=== Instructions to follow ===
Exactly as written, set down each line of the data below except its pictures.

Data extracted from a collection
-- Opening Marker --

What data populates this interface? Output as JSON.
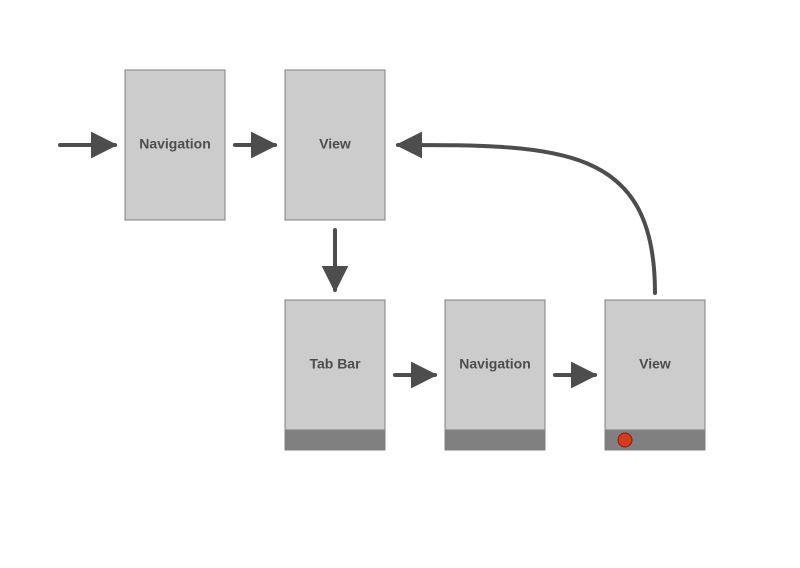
{
  "nodes": {
    "nav_top": {
      "label": "Navigation"
    },
    "view_top": {
      "label": "View"
    },
    "tabbar": {
      "label": "Tab Bar"
    },
    "nav_bot": {
      "label": "Navigation"
    },
    "view_bot": {
      "label": "View"
    }
  },
  "edges": [
    {
      "from": "start",
      "to": "nav_top"
    },
    {
      "from": "nav_top",
      "to": "view_top"
    },
    {
      "from": "view_top",
      "to": "tabbar"
    },
    {
      "from": "tabbar",
      "to": "nav_bot"
    },
    {
      "from": "nav_bot",
      "to": "view_bot"
    },
    {
      "from": "view_bot",
      "to": "view_top"
    }
  ]
}
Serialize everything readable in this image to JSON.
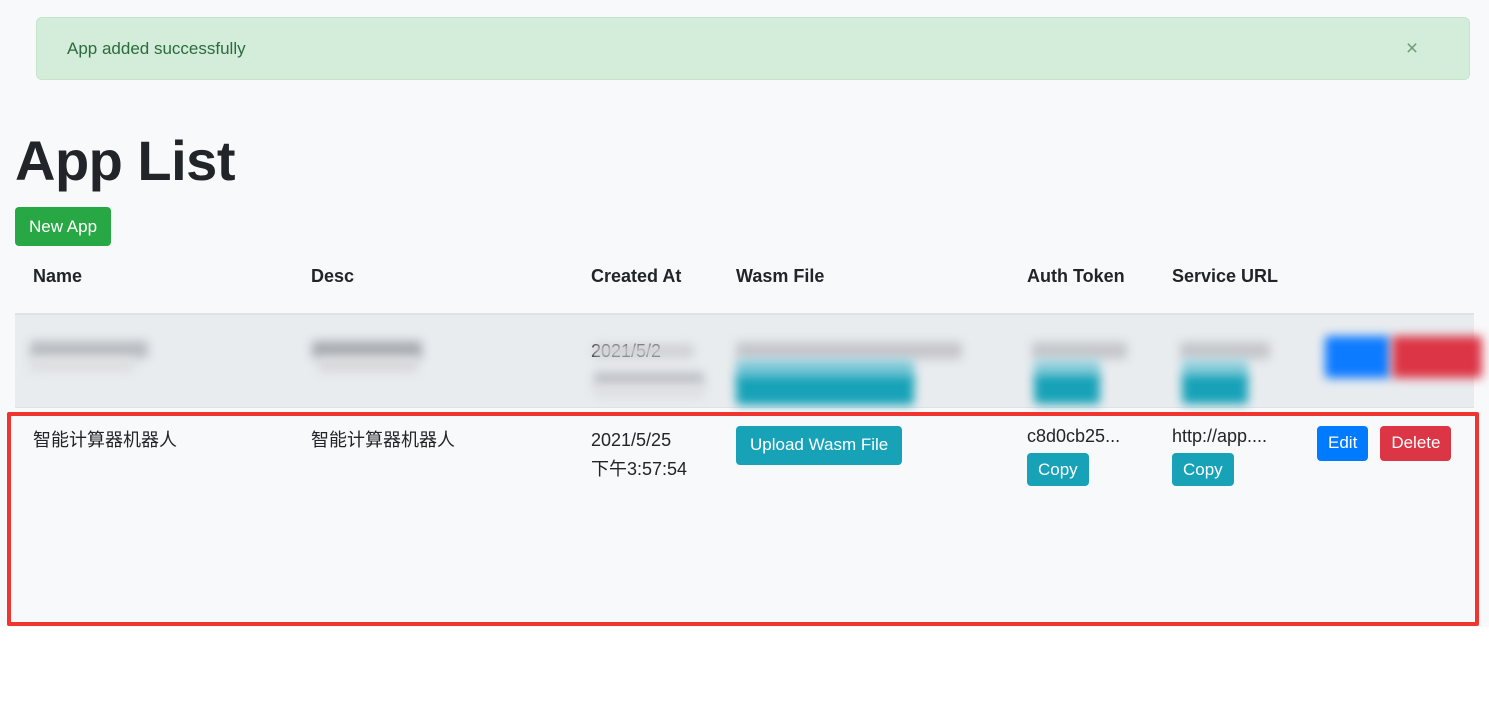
{
  "alert": {
    "message": "App added successfully",
    "close_label": "×",
    "bg_color": "#d4edda",
    "text_color": "#155724"
  },
  "page": {
    "title": "App List",
    "background_color": "#f8f9fa"
  },
  "toolbar": {
    "new_app_label": "New App",
    "new_app_color": "#28a745"
  },
  "table": {
    "headers": [
      "Name",
      "Desc",
      "Created At",
      "Wasm File",
      "Auth Token",
      "Service URL",
      ""
    ],
    "rows": [
      {
        "redacted": true,
        "name": "",
        "desc": "",
        "created_at_date": "2021/5/2",
        "created_at_time": "",
        "wasm_label": "",
        "auth_token": "",
        "auth_copy_label": "",
        "service_url": "",
        "url_copy_label": "",
        "edit_label": "",
        "delete_label": ""
      },
      {
        "redacted": false,
        "name": "智能计算器机器人",
        "desc": "智能计算器机器人",
        "created_at_date": "2021/5/25",
        "created_at_time": "下午3:57:54",
        "wasm_label": "Upload Wasm File",
        "auth_token": "c8d0cb25...",
        "auth_copy_label": "Copy",
        "service_url": "http://app....",
        "url_copy_label": "Copy",
        "edit_label": "Edit",
        "delete_label": "Delete"
      }
    ]
  },
  "annotation": {
    "highlight_color": "#f0342f"
  },
  "colors": {
    "info": "#17a2b8",
    "primary": "#007bff",
    "danger": "#dc3545",
    "success": "#28a745"
  }
}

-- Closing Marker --

=== Solution ===
What data populates this interface? Output as JSON.
{
  "nodes": {
    "nav_top": {
      "label": "Navigation"
    },
    "view_top": {
      "label": "View"
    },
    "tabbar": {
      "label": "Tab Bar"
    },
    "nav_bot": {
      "label": "Navigation"
    },
    "view_bot": {
      "label": "View"
    }
  },
  "edges": [
    {
      "from": "start",
      "to": "nav_top"
    },
    {
      "from": "nav_top",
      "to": "view_top"
    },
    {
      "from": "view_top",
      "to": "tabbar"
    },
    {
      "from": "tabbar",
      "to": "nav_bot"
    },
    {
      "from": "nav_bot",
      "to": "view_bot"
    },
    {
      "from": "view_bot",
      "to": "view_top"
    }
  ]
}
Serialize everything readable in this image to JSON.
{
  "alert": {
    "message": "App added successfully",
    "close_label": "×",
    "bg_color": "#d4edda",
    "text_color": "#155724"
  },
  "page": {
    "title": "App List",
    "background_color": "#f8f9fa"
  },
  "toolbar": {
    "new_app_label": "New App",
    "new_app_color": "#28a745"
  },
  "table": {
    "headers": [
      "Name",
      "Desc",
      "Created At",
      "Wasm File",
      "Auth Token",
      "Service URL",
      ""
    ],
    "rows": [
      {
        "redacted": true,
        "name": "",
        "desc": "",
        "created_at_date": "2021/5/2",
        "created_at_time": "",
        "wasm_label": "",
        "auth_token": "",
        "auth_copy_label": "",
        "service_url": "",
        "url_copy_label": "",
        "edit_label": "",
        "delete_label": ""
      },
      {
        "redacted": false,
        "name": "智能计算器机器人",
        "desc": "智能计算器机器人",
        "created_at_date": "2021/5/25",
        "created_at_time": "下午3:57:54",
        "wasm_label": "Upload Wasm File",
        "auth_token": "c8d0cb25...",
        "auth_copy_label": "Copy",
        "service_url": "http://app....",
        "url_copy_label": "Copy",
        "edit_label": "Edit",
        "delete_label": "Delete"
      }
    ]
  },
  "annotation": {
    "highlight_color": "#f0342f"
  },
  "colors": {
    "info": "#17a2b8",
    "primary": "#007bff",
    "danger": "#dc3545",
    "success": "#28a745"
  }
}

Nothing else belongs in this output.